WHAT YOU SHOULD DO -
The required answer is a copy of each line in the entries below that includes "JSON".

DATA FOR REVIEW -

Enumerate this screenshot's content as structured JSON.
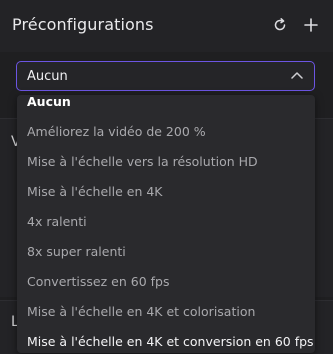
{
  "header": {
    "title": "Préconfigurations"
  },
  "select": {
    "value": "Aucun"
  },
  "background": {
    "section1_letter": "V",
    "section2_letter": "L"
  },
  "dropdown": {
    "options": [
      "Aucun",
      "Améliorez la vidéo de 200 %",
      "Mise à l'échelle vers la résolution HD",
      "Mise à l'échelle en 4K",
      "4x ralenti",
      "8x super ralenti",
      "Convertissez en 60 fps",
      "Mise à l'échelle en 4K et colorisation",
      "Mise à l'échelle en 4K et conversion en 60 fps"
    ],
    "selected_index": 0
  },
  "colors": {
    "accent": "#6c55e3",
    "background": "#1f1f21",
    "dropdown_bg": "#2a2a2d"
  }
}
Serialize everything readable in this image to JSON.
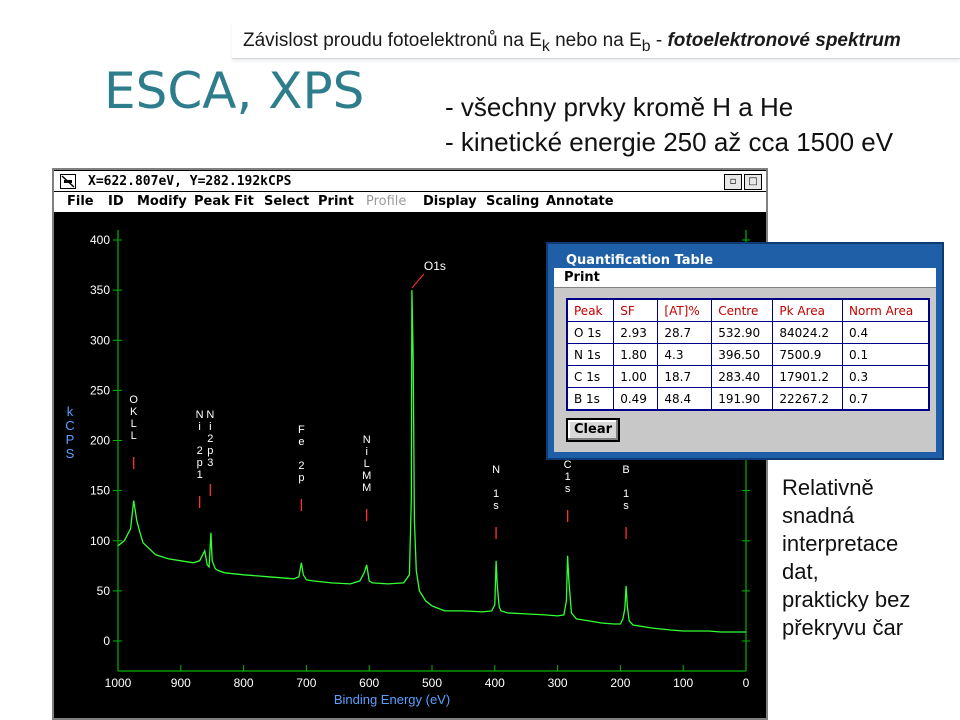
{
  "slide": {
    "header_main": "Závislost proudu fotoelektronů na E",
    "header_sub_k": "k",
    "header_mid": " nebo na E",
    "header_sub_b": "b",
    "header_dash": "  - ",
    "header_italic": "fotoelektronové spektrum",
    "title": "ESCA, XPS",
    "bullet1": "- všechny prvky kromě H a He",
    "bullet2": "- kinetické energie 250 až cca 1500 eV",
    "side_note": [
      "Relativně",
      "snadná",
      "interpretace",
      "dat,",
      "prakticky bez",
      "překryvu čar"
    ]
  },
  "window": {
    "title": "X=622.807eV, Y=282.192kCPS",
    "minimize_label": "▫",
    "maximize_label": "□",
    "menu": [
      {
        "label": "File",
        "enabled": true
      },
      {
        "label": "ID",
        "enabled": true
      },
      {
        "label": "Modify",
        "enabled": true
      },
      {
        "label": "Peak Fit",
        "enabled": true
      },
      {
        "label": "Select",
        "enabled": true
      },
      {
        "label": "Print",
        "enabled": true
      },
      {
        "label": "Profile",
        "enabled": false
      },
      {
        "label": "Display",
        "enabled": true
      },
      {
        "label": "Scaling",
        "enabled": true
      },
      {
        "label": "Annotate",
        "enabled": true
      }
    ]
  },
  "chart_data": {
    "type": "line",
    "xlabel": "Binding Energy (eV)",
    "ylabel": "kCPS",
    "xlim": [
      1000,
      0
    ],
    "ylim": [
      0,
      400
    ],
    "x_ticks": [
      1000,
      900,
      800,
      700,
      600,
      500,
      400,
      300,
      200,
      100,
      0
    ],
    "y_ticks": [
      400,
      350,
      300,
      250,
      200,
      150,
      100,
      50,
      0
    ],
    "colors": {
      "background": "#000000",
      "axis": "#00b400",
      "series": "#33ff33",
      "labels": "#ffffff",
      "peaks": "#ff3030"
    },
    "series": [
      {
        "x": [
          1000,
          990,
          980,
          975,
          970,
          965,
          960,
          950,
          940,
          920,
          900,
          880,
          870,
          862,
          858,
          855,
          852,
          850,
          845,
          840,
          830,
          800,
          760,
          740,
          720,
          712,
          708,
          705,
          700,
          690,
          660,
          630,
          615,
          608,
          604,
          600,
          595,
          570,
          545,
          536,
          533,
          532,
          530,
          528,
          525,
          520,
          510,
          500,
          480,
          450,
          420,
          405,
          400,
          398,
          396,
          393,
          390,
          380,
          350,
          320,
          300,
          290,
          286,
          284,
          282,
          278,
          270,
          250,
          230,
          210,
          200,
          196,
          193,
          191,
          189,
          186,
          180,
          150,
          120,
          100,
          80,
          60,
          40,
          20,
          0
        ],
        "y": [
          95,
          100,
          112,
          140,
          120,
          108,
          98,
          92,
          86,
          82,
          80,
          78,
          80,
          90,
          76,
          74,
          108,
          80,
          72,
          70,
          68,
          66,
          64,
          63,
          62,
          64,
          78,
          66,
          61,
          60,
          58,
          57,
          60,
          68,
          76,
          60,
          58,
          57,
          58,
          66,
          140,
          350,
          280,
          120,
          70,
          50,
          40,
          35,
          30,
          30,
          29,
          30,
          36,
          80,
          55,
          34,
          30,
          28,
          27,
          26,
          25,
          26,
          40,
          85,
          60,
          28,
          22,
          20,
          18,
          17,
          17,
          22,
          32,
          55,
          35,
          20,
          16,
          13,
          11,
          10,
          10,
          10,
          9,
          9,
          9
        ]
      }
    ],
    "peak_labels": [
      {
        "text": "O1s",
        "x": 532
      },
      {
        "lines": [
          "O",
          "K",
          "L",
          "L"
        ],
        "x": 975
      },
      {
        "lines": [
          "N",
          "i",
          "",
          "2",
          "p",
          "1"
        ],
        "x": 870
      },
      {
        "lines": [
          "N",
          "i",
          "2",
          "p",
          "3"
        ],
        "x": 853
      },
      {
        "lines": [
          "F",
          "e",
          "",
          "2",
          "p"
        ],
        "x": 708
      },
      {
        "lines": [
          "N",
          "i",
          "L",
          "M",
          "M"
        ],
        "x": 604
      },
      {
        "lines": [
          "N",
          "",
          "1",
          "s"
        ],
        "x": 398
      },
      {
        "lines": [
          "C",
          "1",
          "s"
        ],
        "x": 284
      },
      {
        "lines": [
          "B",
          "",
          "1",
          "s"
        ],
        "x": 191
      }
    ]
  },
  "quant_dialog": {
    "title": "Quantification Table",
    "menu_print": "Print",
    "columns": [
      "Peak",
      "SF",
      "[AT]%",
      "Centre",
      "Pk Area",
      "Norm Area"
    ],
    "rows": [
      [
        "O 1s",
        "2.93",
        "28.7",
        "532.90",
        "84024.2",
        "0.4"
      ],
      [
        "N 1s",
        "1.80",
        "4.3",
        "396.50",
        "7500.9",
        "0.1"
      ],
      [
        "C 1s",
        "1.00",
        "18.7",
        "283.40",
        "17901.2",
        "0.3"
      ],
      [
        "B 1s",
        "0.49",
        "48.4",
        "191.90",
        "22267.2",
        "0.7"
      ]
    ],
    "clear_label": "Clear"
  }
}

WRITTEN REPLY -
Enumerate this screenshot's content as structured JSON.
Serialize everything readable in this image to JSON.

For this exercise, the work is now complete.